_What is expected:_ Within the records below, find each line with the word "icon" and copy it out.

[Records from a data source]
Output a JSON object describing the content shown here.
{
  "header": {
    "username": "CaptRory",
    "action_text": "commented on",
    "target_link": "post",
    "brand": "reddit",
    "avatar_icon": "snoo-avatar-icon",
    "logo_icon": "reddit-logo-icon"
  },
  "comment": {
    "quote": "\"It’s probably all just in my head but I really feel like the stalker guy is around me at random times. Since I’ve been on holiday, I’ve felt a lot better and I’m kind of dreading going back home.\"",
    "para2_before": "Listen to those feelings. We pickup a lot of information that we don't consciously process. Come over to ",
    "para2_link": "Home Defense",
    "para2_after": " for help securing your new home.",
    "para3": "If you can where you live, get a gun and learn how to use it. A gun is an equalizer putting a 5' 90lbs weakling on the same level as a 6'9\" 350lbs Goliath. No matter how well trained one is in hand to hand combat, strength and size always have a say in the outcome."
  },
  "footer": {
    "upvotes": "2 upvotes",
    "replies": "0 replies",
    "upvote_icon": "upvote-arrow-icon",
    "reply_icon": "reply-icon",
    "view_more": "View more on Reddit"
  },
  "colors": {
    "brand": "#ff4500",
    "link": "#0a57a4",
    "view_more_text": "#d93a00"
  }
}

_Response area:_
    "avatar_icon": "snoo-avatar-icon",
    "logo_icon": "reddit-logo-icon"
    "upvote_icon": "upvote-arrow-icon",
    "reply_icon": "reply-icon",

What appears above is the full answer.